War. War never changes. Following the failure of the Treaty of Versailles, Germany once again grew strong. Powerful. Impetuous. In their mad lust for power, their tyrannical government invaded Eastern Europe, France, and, eventually, the Soviet Union. Das Rodina proved too strong, however, and, combined with the productive might of the United States and the determination of the British Empire, the Third Reich fell.
One of the pivotal points for the fall of the Third Reich, immortalized like most moments in warfare by Sabaton, was the Battle of Stalingrad. This battle proved the start of the downfall of the Eastern Front. Now, imagine this pivotal moment, this turning point in one of the most brutal periods in world warfare, and add a romance.
To say Enemy at the Gates is to Stalingrad what James Cameron’s Pearl Harbor is to, well, Pearl Harbor, is a misnomer, in that Enemy at the Gates is still a good watch. The movie itself is of European origin, and stars a Soviet sniper during the Battle of Stalingrad. The film is based on a subplot from a nonfiction book about the battle, though the movie is only loosely based on the facts and takes a fair few liberties. Fans of Call of Duty: World at War –back when CoD was good- may remember the Stalingrad mission. It’s a reference to the movie.
For one, the film plays up the incompetence of the Red Army, downplays the horrors of Stalingrad, and is in general not popular in Russia. Also yes, there is a love triangle, just like Pearl Harbor, and yes, it’s just as unnecessary and pointless as in Pearl Harbor. The movie is not an accurate portrayal of Stalingrad, and in fact history buffs can make a drinking game out of the inaccuracies, which might explain my psoriasis.

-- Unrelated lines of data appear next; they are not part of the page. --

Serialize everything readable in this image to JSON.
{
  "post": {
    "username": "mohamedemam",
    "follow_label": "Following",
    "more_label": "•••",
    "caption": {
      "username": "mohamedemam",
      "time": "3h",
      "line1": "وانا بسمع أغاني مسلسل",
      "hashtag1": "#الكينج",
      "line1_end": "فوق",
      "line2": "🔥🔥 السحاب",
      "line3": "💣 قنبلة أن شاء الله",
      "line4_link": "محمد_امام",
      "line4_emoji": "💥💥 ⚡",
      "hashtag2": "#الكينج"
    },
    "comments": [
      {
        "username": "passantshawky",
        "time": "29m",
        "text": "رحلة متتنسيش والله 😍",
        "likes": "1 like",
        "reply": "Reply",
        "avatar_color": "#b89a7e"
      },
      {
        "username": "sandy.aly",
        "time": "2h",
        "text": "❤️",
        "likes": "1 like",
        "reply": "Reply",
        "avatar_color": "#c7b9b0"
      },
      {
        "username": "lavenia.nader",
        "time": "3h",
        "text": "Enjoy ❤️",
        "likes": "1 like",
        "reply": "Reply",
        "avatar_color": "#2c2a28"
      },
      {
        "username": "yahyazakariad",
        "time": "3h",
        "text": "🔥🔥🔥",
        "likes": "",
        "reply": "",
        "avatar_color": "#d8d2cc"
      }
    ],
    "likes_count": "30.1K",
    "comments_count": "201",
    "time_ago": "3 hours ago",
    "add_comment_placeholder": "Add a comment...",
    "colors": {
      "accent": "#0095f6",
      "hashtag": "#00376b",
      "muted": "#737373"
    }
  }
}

Despite its historical and romantic flaws, the movie remains a gripping tale of soldiers thrust into one of the most devastating battles of World War II. Stalingrad halted the Third Reich in their tracks, allowing the Soviets to counter attack and ultimately push into the Reichstag itself, as fans of World at War or actual history might remember.
As a war film and tale of two empires struggling for survival –and it bears remembering that on the Eastern Front, the war between Fascism and Stalinism was a war of survival- the movie does an admirable job. Fans of war films who don’t mind artistic liberties for the sake of drama are sure to enjoy the film. Enemy at the Gates is a perfectly fine tale of war and struggle for survival, wrapped in a romantic plot and a lot of historical inaccuracy. Despite its flaws the film remains perfectly enjoyable for those willing to entertain themselves with a story of war and love.
Enemy at the Gates may be just one of many war films, but its focus on the Eastern Front itself is a refreshing novelty. American audiences, obsessed with their efforts in the Western Front and the Pacific, often overlook just how pivotal the Eastern Front proved to the war effort. That alone is enough reason to watch the film, because war. War never changes.